- [ABOUT THIS EXERCISE]: Using the listing below, count the lines in which "JSON" appears; give the count alone.

- [MATERIAL FOR THIS TASK]:
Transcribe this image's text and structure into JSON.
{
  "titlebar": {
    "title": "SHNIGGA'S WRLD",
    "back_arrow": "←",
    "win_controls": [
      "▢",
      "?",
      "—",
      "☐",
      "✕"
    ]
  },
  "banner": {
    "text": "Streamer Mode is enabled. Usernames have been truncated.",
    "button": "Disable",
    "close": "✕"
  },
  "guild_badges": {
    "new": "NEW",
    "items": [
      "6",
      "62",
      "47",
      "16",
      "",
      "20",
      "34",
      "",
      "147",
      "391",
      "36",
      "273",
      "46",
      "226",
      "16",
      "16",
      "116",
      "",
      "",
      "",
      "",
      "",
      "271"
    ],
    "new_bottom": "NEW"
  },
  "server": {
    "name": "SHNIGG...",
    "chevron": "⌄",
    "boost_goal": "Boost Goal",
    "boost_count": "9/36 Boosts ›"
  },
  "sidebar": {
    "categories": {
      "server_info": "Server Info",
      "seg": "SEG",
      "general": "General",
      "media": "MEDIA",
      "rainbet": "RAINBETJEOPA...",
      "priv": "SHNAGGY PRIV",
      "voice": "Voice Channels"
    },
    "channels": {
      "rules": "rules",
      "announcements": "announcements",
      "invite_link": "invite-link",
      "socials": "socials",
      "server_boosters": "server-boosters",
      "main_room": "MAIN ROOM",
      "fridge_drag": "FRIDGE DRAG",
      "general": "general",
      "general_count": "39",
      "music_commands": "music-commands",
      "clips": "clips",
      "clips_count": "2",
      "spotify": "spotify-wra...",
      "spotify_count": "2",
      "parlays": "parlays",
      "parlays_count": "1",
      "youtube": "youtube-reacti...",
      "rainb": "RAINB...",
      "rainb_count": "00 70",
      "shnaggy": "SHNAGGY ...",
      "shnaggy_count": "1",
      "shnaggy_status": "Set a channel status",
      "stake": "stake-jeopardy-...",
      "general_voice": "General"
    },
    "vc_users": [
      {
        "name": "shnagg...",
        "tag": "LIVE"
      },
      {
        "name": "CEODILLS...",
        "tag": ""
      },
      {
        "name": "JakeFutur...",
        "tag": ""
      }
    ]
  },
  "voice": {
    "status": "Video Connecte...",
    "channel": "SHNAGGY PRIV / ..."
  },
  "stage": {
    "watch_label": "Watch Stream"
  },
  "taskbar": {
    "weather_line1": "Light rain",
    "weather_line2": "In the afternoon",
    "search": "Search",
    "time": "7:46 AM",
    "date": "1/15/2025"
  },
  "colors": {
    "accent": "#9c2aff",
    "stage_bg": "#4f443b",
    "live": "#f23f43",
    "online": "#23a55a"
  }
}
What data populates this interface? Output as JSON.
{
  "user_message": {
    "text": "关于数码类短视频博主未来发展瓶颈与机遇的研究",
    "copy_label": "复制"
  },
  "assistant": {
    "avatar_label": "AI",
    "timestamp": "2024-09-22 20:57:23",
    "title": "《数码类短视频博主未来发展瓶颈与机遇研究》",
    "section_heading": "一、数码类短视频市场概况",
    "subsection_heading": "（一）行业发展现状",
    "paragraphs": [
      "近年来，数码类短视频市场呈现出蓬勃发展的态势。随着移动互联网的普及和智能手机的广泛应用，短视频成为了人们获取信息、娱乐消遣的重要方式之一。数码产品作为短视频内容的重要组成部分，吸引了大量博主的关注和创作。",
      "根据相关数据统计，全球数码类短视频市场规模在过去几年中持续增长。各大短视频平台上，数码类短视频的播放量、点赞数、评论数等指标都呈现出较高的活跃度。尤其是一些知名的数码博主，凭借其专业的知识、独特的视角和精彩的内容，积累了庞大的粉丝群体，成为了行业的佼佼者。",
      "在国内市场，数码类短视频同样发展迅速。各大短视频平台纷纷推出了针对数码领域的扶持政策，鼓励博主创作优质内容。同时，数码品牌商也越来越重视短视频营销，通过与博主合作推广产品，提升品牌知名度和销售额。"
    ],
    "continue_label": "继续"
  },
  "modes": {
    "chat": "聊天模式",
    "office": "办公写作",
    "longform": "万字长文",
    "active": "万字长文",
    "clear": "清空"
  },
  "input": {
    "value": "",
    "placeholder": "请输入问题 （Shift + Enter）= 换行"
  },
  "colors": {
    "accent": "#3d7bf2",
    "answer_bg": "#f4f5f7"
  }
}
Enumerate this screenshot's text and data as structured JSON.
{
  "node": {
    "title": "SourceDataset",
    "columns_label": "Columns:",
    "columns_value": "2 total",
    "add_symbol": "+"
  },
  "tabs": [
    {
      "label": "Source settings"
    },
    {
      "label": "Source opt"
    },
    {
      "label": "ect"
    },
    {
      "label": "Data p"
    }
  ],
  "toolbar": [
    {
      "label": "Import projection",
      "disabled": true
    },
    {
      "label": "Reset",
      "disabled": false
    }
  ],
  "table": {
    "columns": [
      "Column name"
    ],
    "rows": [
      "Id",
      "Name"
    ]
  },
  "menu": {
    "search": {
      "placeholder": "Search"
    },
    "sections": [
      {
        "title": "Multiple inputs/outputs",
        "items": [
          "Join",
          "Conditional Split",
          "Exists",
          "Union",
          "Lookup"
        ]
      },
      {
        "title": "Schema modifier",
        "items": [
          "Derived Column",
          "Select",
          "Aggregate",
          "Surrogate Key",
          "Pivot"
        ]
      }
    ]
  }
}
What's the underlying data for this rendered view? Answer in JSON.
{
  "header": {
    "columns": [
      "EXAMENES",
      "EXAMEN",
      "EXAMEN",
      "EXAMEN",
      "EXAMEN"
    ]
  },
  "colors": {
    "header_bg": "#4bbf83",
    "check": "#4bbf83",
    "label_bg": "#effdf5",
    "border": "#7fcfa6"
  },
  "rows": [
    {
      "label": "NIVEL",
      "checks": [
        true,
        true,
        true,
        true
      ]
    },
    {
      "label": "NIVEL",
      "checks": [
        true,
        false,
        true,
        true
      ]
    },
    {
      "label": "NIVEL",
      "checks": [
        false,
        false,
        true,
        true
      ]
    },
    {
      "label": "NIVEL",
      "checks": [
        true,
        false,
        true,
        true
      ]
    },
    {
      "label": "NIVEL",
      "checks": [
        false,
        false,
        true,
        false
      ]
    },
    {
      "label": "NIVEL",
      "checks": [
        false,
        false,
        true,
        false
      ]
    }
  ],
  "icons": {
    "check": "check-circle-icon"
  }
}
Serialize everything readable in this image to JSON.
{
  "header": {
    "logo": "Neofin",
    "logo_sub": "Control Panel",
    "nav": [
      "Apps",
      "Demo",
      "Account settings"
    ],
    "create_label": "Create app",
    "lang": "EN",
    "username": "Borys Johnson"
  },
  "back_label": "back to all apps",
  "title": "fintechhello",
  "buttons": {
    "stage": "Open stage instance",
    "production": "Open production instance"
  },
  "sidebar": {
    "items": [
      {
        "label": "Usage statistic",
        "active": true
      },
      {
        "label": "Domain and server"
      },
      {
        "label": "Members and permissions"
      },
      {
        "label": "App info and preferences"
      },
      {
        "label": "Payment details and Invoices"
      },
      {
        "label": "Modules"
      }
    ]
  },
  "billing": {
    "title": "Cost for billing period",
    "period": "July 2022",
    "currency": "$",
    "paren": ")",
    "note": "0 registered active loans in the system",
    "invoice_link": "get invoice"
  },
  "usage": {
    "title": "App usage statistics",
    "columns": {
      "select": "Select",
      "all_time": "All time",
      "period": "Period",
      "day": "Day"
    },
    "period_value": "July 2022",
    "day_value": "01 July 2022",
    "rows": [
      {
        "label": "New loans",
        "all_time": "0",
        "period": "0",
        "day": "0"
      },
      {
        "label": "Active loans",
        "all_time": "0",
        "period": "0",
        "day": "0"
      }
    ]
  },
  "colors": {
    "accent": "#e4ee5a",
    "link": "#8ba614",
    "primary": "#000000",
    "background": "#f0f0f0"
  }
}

- [SOLUTION]: 5